Professors Kenneth Wexler (MIT) and Peter W Culicover (Ohio State University) in their book, Formal Principles of Language Acquisition (1983):
It is therefore necessary to ask if negative information is in fact available to a language learner. It is clear that parents do not simply labeled nonsentences to children in a systematic manner; no parents (or other speakers) say "Here is a sentence, and it is ungrammatical, and here is another one, and it is ungrammatical, and here is a third, which is grammatical." Even as a first step in looking for the existence of negative information we have to turn to the concept of correction, the concept that when the child produces an ungrammatical sentence, he is somehow informed that the sentence is somehow ungrammatical. The child will have to have some abilities of preanalysis in which some kind of event is translated into the information that the sentence he has spoken is ungrammatical. If some event can result in the learner's deciding that a sentence is ungrammatical , we can call this negative information. Of course this interpretation is consistent with the general need for preanalysis.

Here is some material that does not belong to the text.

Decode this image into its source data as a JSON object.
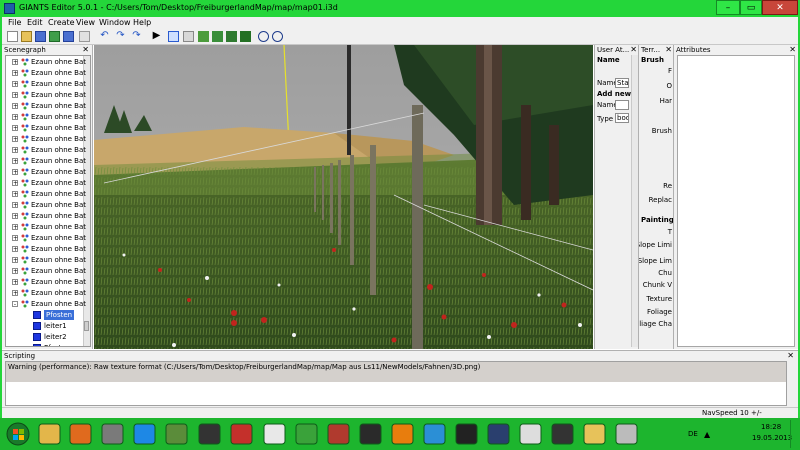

The question therefore becomes: Is the child corrected when he produces an ungrammatical sentence? (37) In the opinion of those who have studied the corpuses of of children's speech, there seems to be very little of this kind of feedback. [...] Brown and Hanlon (1970) analyzed a corpus of mother-child interactions and measured the proportion of nonapproval responses of the mother to "primitive" (ungrammatical) and to well-formed expressions of the child, and found no significant difference between the two proportions; mothers did not differentially disapprove grammatical and ungrammatical sentences. Brown and Hanlon also considered the possibility that a more subtle process of correction was going on than approval or disapproval, namely, that the child was understood more readily when he uttered a grammatical sentence than when he uttered a primitive sentence. In other words, the learner would have to translate noncomprehension by the listener into into an assumption that his sentence was ungrammatical. To examine this question Brown and Hanlon measured the proportion of times that mothers produced comprehending responses to grammatical and primitive sentences and again found no significant differences. Mothers seemed to understand ungrammatical sentences about as well as grammatical ones. The investigators pointed out that, in fact, what parents correct are semantic mistakes, not syntactic ones.

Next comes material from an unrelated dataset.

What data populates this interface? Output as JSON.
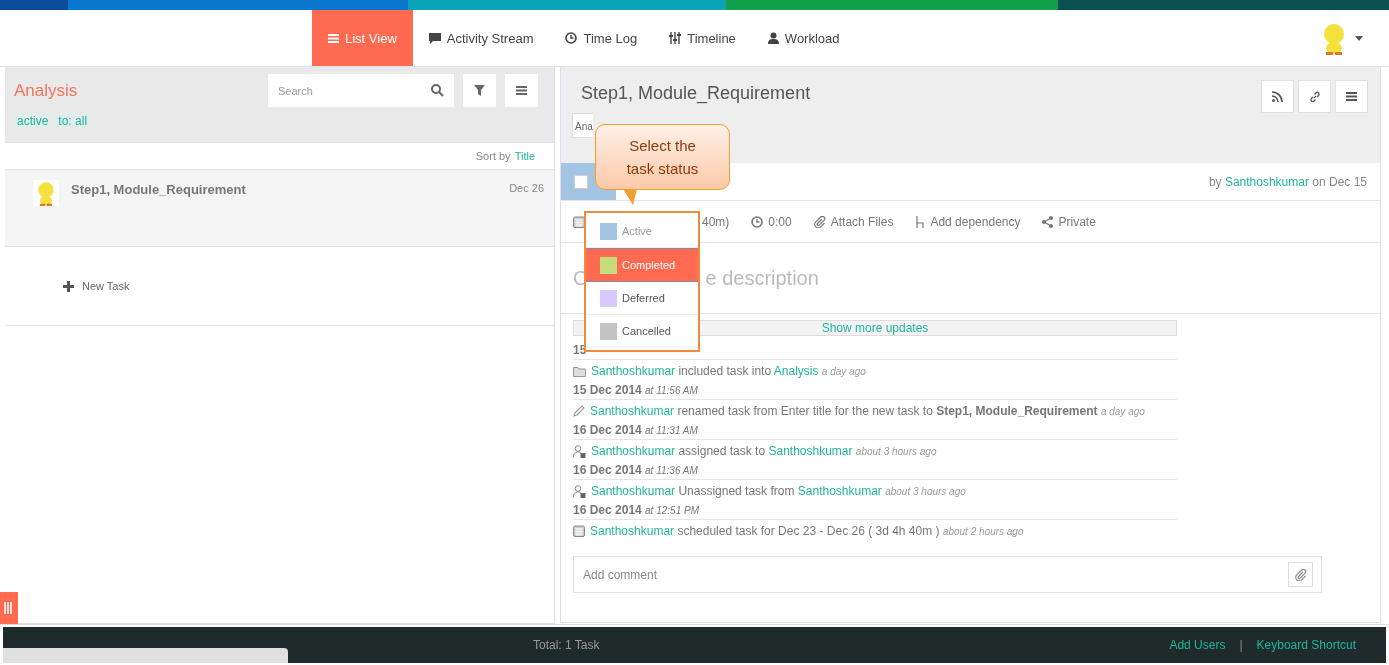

This evidence is only partial, of course. For example, it might be that mothers try especially hard to understand children's utterances, whereas other adults and children differentially understand grammatical and ungrammatical utterances. There is much room for empirical research on these questions, but Slobin (1972) claims that in the many societies the Berkeley group has studied there is no evidence that children are corrected for ungrammatical utterances. Pp.64-65.

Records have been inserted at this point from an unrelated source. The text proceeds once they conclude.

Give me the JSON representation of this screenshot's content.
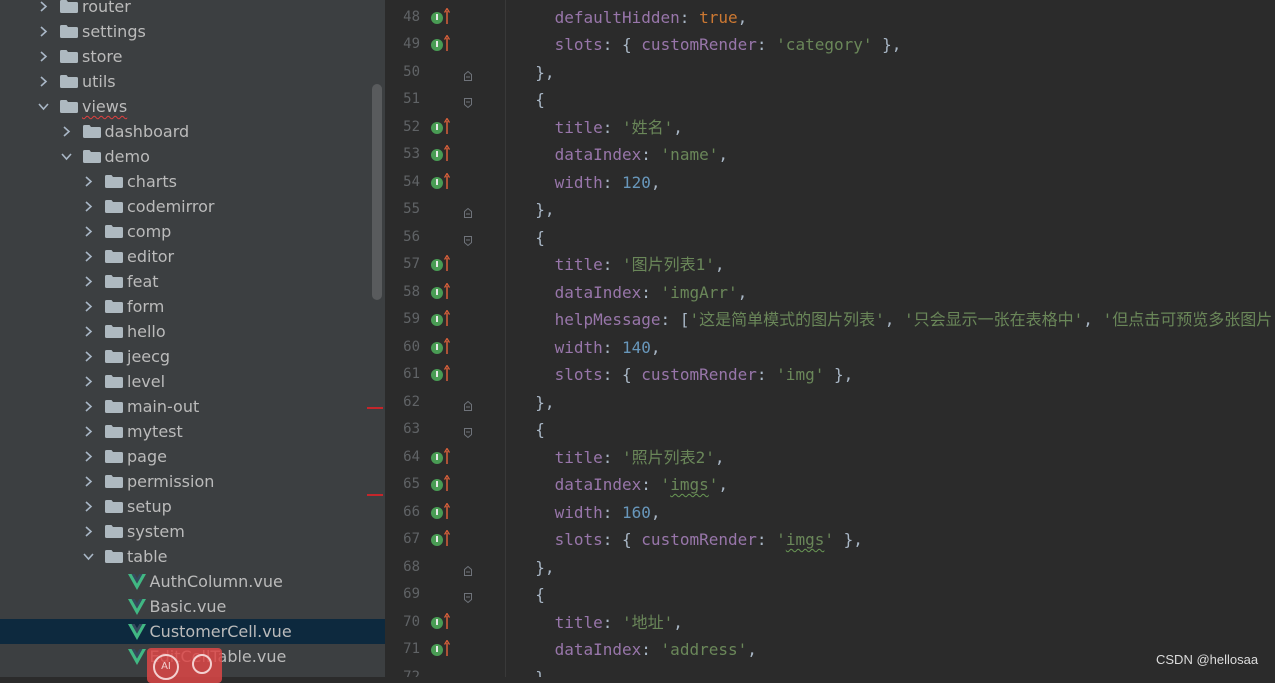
{
  "tree": {
    "items": [
      {
        "label": "router",
        "kind": "folder",
        "expanded": false
      },
      {
        "label": "settings",
        "kind": "folder",
        "expanded": false
      },
      {
        "label": "store",
        "kind": "folder",
        "expanded": false
      },
      {
        "label": "utils",
        "kind": "folder",
        "expanded": false
      },
      {
        "label": "views",
        "kind": "folder",
        "expanded": true
      },
      {
        "label": "dashboard",
        "kind": "folder",
        "expanded": false
      },
      {
        "label": "demo",
        "kind": "folder",
        "expanded": true
      },
      {
        "label": "charts",
        "kind": "folder",
        "expanded": false
      },
      {
        "label": "codemirror",
        "kind": "folder",
        "expanded": false
      },
      {
        "label": "comp",
        "kind": "folder",
        "expanded": false
      },
      {
        "label": "editor",
        "kind": "folder",
        "expanded": false
      },
      {
        "label": "feat",
        "kind": "folder",
        "expanded": false
      },
      {
        "label": "form",
        "kind": "folder",
        "expanded": false
      },
      {
        "label": "hello",
        "kind": "folder",
        "expanded": false
      },
      {
        "label": "jeecg",
        "kind": "folder",
        "expanded": false
      },
      {
        "label": "level",
        "kind": "folder",
        "expanded": false
      },
      {
        "label": "main-out",
        "kind": "folder",
        "expanded": false
      },
      {
        "label": "mytest",
        "kind": "folder",
        "expanded": false
      },
      {
        "label": "page",
        "kind": "folder",
        "expanded": false
      },
      {
        "label": "permission",
        "kind": "folder",
        "expanded": false
      },
      {
        "label": "setup",
        "kind": "folder",
        "expanded": false
      },
      {
        "label": "system",
        "kind": "folder",
        "expanded": false
      },
      {
        "label": "table",
        "kind": "folder",
        "expanded": true
      },
      {
        "label": "AuthColumn.vue",
        "kind": "vue"
      },
      {
        "label": "Basic.vue",
        "kind": "vue"
      },
      {
        "label": "CustomerCell.vue",
        "kind": "vue",
        "selected": true
      },
      {
        "label": "EditCellTable.vue",
        "kind": "vue"
      }
    ]
  },
  "editor": {
    "lines": [
      {
        "num": "48",
        "gutter": "impl",
        "text": "    defaultHidden: true,"
      },
      {
        "num": "49",
        "gutter": "impl",
        "text": "    slots: { customRender: 'category' },"
      },
      {
        "num": "50",
        "gutter": "fold-end",
        "text": "  },"
      },
      {
        "num": "51",
        "gutter": "fold-start",
        "text": "  {"
      },
      {
        "num": "52",
        "gutter": "impl",
        "text": "    title: '姓名',"
      },
      {
        "num": "53",
        "gutter": "impl",
        "text": "    dataIndex: 'name',"
      },
      {
        "num": "54",
        "gutter": "impl",
        "text": "    width: 120,"
      },
      {
        "num": "55",
        "gutter": "fold-end",
        "text": "  },"
      },
      {
        "num": "56",
        "gutter": "fold-start",
        "text": "  {"
      },
      {
        "num": "57",
        "gutter": "impl",
        "text": "    title: '图片列表1',"
      },
      {
        "num": "58",
        "gutter": "impl",
        "text": "    dataIndex: 'imgArr',"
      },
      {
        "num": "59",
        "gutter": "impl",
        "text": "    helpMessage: ['这是简单模式的图片列表', '只会显示一张在表格中', '但点击可预览多张图片'],"
      },
      {
        "num": "60",
        "gutter": "impl",
        "text": "    width: 140,"
      },
      {
        "num": "61",
        "gutter": "impl",
        "text": "    slots: { customRender: 'img' },"
      },
      {
        "num": "62",
        "gutter": "fold-end",
        "text": "  },"
      },
      {
        "num": "63",
        "gutter": "fold-start",
        "text": "  {"
      },
      {
        "num": "64",
        "gutter": "impl",
        "text": "    title: '照片列表2',"
      },
      {
        "num": "65",
        "gutter": "impl",
        "text": "    dataIndex: 'imgs',"
      },
      {
        "num": "66",
        "gutter": "impl",
        "text": "    width: 160,"
      },
      {
        "num": "67",
        "gutter": "impl",
        "text": "    slots: { customRender: 'imgs' },"
      },
      {
        "num": "68",
        "gutter": "fold-end",
        "text": "  },"
      },
      {
        "num": "69",
        "gutter": "fold-start",
        "text": "  {"
      },
      {
        "num": "70",
        "gutter": "impl",
        "text": "    title: '地址',"
      },
      {
        "num": "71",
        "gutter": "impl",
        "text": "    dataIndex: 'address',"
      },
      {
        "num": "72",
        "gutter": "none",
        "text": "  },"
      }
    ]
  },
  "floating_toolbar": {
    "ai_label": "AI"
  },
  "watermark": "CSDN @hellosaa",
  "colors": {
    "tree_bg": "#3c3f41",
    "editor_bg": "#2b2b2b",
    "selection": "#0d293e",
    "property": "#9876aa",
    "string": "#6a8759",
    "number": "#6897bb",
    "keyword": "#cc7832"
  }
}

37. Even if the child is corrected, there is no reason to believe that he takes note of the correction in a way useful for language acquisition. Consider the mother-child interaction reported in McNeill (1966, 69):
Child: Nobody don't like me. Mother: No, say "Nobody likes me." Child: Nobody don't like me. [... Eight repetitions of this dialogue ...] Mother: No, now listen carefully; say "nobody likes me." Child: Oh! Nobody don't like me.
R Brown & C Hanlon. 1970. "Derivational Complexity and the Order of Acquisition of Child Speech" in JR Hayes Cognition and the Development of Language.
D McNeill. 1966. "Developmental Psycholinguistics" in F Smith a GA Millers The Gensis of Language.
D Slobin. 197. "Children and Language: They Learn the Same Way All Around the World" in Psychology Today 6, 71-82.
It seems obvious to me, but perhaps it is not to others, but corrective feedback cannot happen before at least some part of the L1 grammar has been learned. An important question is how much of the grammar needs to be learned before corrective feedback might become useful. My feeling, without evidence or study, suggests more than the babbling stage and yet before the complete grammar has been learned. Another important question is how faulty grammar rules are learned? I see several possibilities:
1. The child generates a normalized form to cover a situation where the grammar has an exception, e.g., the child says gooder rather than using the suppletive form better.
2. The child learns a rule of grammar by being exposed to speakers whose dialect is not the standard which the parents wish the child to learn. That is, there are two different grammars, the one being learned by the child and the one the parents want the child to learn for matters of prestige or economics.
Some might believe that the child simply makes a sort of random mistake which is possible. Even fluent native speakers make grammatical errors or typos, slips of the tongue, etc. I just don't see any evidence (yet!) that infelicities of this sort would lead to verbal anarchy. To be able to communicate with one's peers one would learn the grammar that describes the language they are speaking. If this dialect differs slightly from the previous generation's or the standard (as embodied not in a reference grammar, but in the preferred texts of the speech community, i.e., its literature), there is very little chance of total confusion of the sort that the phrase "verbal anarchy" would suggest.